My father, Lawrence (Larry) Hurwit, was a brilliant, caring, philanthropic individual. He had profound integrity, empathy for those less fortunate, a hard-working nature, and a profound sense of responsibility to provide for his family in every way he knew best. He cherished the closeness of family.
He enjoyed life to its fullest with honor, passion and gusto. His valued honesty, empathy, goodness, humor, creativity, and perseverance, and made a big splash in this world… making it better than he found it.
Edith, his beloved wife and best friend of 67 years, was a truer life partner that can ever be had. Through her untiring love, self-giving nature, humor, natural smarts and intuition, she was his anchor, yet encouragingly set him free to develop, grow and succeed in untold ways.
I wish I knew his loving mother Helen (Milkowitz) Hurwit who passed away when he was around 20 years of age. She and Larry’s hard working, father Ben, must have had a big influence in grooming his character.
Ben and Helen’s other two sons, Albert and Bob, were extremely close with my father, and are each extraordinary in their own inimitable ways. I feel extremely fortunate to have such loving, brilliant and dutiful uncles. Their amazing characters, along with Larry’s, are an asset to the Hurwit/Milkowitz lineage, as are their families.
Larry was blessed with music in his cells.

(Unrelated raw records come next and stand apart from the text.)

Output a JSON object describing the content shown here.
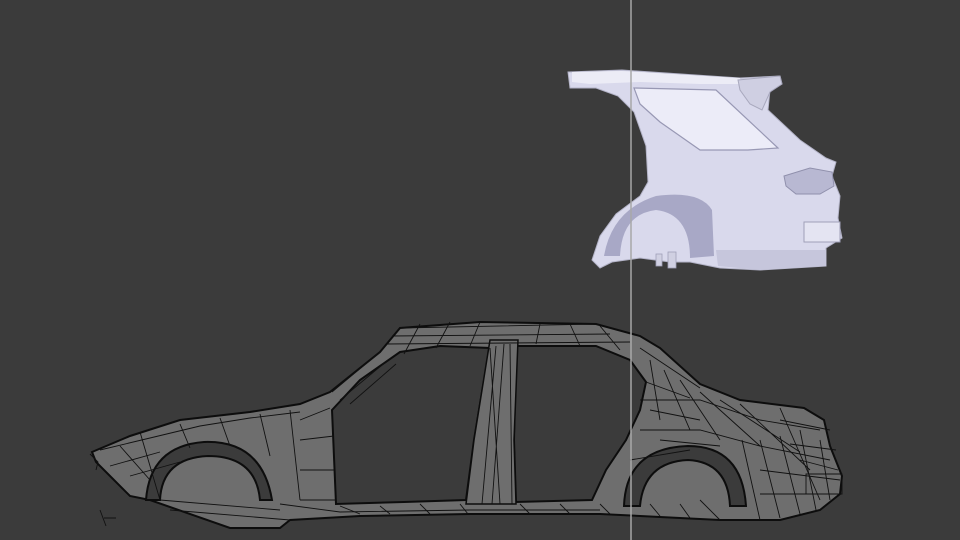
{
  "app": {
    "name": "3D viewport",
    "background_color": "#3b3b3b"
  },
  "objects": [
    {
      "name": "rear-quarter-panel",
      "display": "solid",
      "color": "#dcdcee",
      "window_color": "#eaeaf7",
      "shadow_color": "#a9a9c5"
    },
    {
      "name": "car-body-frame",
      "display": "wireframe",
      "fill_color": "#6d6d6d",
      "wire_color": "#101010"
    }
  ],
  "guide_line": {
    "color": "#a8a8a8"
  }
}
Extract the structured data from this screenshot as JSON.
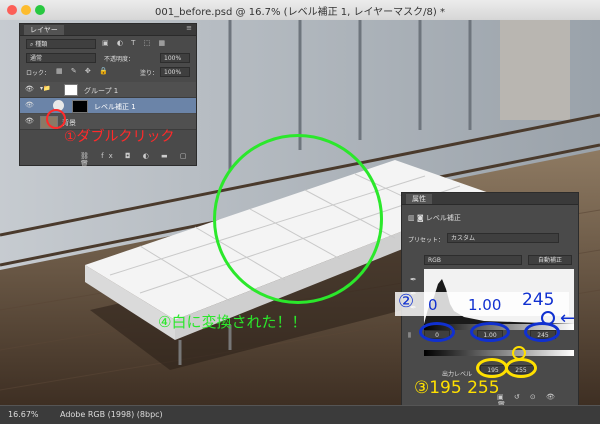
{
  "window": {
    "title": "001_before.psd @ 16.7% (レベル補正 1, レイヤーマスク/8) *"
  },
  "layers_panel": {
    "tab": "レイヤー",
    "filter_label": "種類",
    "blend_mode": "通常",
    "opacity_label": "不透明度：",
    "opacity_value": "100%",
    "lock_label": "ロック：",
    "fill_label": "塗り：",
    "fill_value": "100%",
    "layers": [
      {
        "name": "グループ 1"
      },
      {
        "name": "レベル補正 1"
      },
      {
        "name": "背景"
      }
    ]
  },
  "properties_panel": {
    "tab": "属性",
    "heading": "レベル補正",
    "preset_label": "プリセット：",
    "preset_value": "カスタム",
    "channel": "RGB",
    "auto_button": "自動補正",
    "input_black": "0",
    "input_gamma": "1.00",
    "input_white": "245",
    "output_label": "出力レベル",
    "output_black": "195",
    "output_white": "255"
  },
  "annotations": {
    "double_click": "①ダブルクリック",
    "step2_marker": "②",
    "step2_a": "0",
    "step2_b": "1.00",
    "step2_c": "245",
    "step3": "③195 255",
    "step4": "④白に変換された！！"
  },
  "statusbar": {
    "zoom": "16.67%",
    "profile": "Adobe RGB (1998) (8bpc)"
  },
  "colors": {
    "annotation_red": "#ff2a2a",
    "annotation_green": "#2be82b",
    "annotation_blue": "#1030d0",
    "annotation_yellow": "#ffe000",
    "panel_bg": "#4a4a4a"
  }
}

Helen recognized his innate talent early on and brought him to sing on the radio with perfect pitch at age three.
At some point, he could play virtually any instrument fluently, as soon long as he became familiar with the notes on the scale. He mostly enjoyed the piano and saxophone.
Upon graduation from high school, Larry enlisted into the Army for two years. Those in charge recognized his talent and made him the arranger of that Division’s Army Band. He immensely enjoyed his time in the Service while arranging music and playing the saxophone with his new orchestra buddies.
Larry grew up in the big band era & and while enjoying all music, subsequently jazz and theatrical music became his favorite genres. In the 1970’s, he wrote the score to an off broadway play called, “Sextet”. Clive Barnes, a (ruthless) former New York Times Theater Critic, keenly loved the music, however sadly, not so much on the storyline.
Larry composed hundreds, possibly a thousand songs, many which would bring tears to one’s eyes, but unfortunately the vast majority were never brought to the attention of the public.
He composed the score for several plays which were also never produced. He adored the arts and supported them regularly.
Larry was concerned about the course America was headed and composed music and lyrics supporting equality for all and democratic principals. His “Florida” song was officially on recognized by a by the Florida Legislative Resolution as Florida’s Official “Greeting Song”, while Bob Graham was Governor.
Wherever there was a piano, one could find there, spreading joy and fostering togetherness, even among strangers.
When not engrossed in music, he successfully made his living in real estate development, which took up a lot of his time for decades.
Idleness was not in Larry’s life-dictionary … he was wired fast to succeed and more importantly to proceed. He most naturally, thought “outside the box” which, with his sharp mind and persuasive manner, enabled him to get extraordinary things done - for instance the inception and creation of a home to aid women and children in desperate need of shelter and care. He organized contractors from every specialty of construction to donate their services, as he donated the land to the State of Florida. It was named the Ben and Helen Hurwit Family Resource Center, but the name was later changed to the Family Resource Center of South Florida. For his efforts and generosity, he was recognized with an award in the City of Miami. Most importantly now, children and women in need are still aided to this day, which would delight Larry.
Along with a “triple A personality”, Larry had a very funny sense of humor and was kind, caring and charming, in what I attempt to describe as an old-fashioned, “they just don’t make them like that anymore” kind of way.
In the last years of his life, while suffering from memory loss, he developed an integral awareness of his very close relationship to G-d, which he did not verbalize in earlier years. His more practical, analytical and philosophical nature metamorphosed into a simple, extremely heartfelt one, surprisingly dominated by one with deep spiritual awareness. His daily, very intimate conversations with G-d, with hands clasped together, were often eloquently verbalized and remarkably moving. I cannot recall a time when those sacred conversations did not begin and/or end with Larry profusely thanking G-d. He knew, without any shadow of doubt, that all along, G-d was the wind behind his sails every moment of his life.
I was privileged to have had the golden opportunity to assist my mom as his caregiver the final four years of his life, and was very amazed and inspired to witness his new spiritual aspirations, along with his gentlemanly sweetness, adorable humor and charm.
I feel unfathomably blessed to have known, much less be the daughter of, such a loving and extraordinary human being, who along with my dearest mother and spiritual master (of over 40 years), Sri Chinmoy, have inspired me most profoundly.
May my father rest in Peace and Bliss, in G-d’s All-Loving Embrace.
Tilvila Marci Hurwit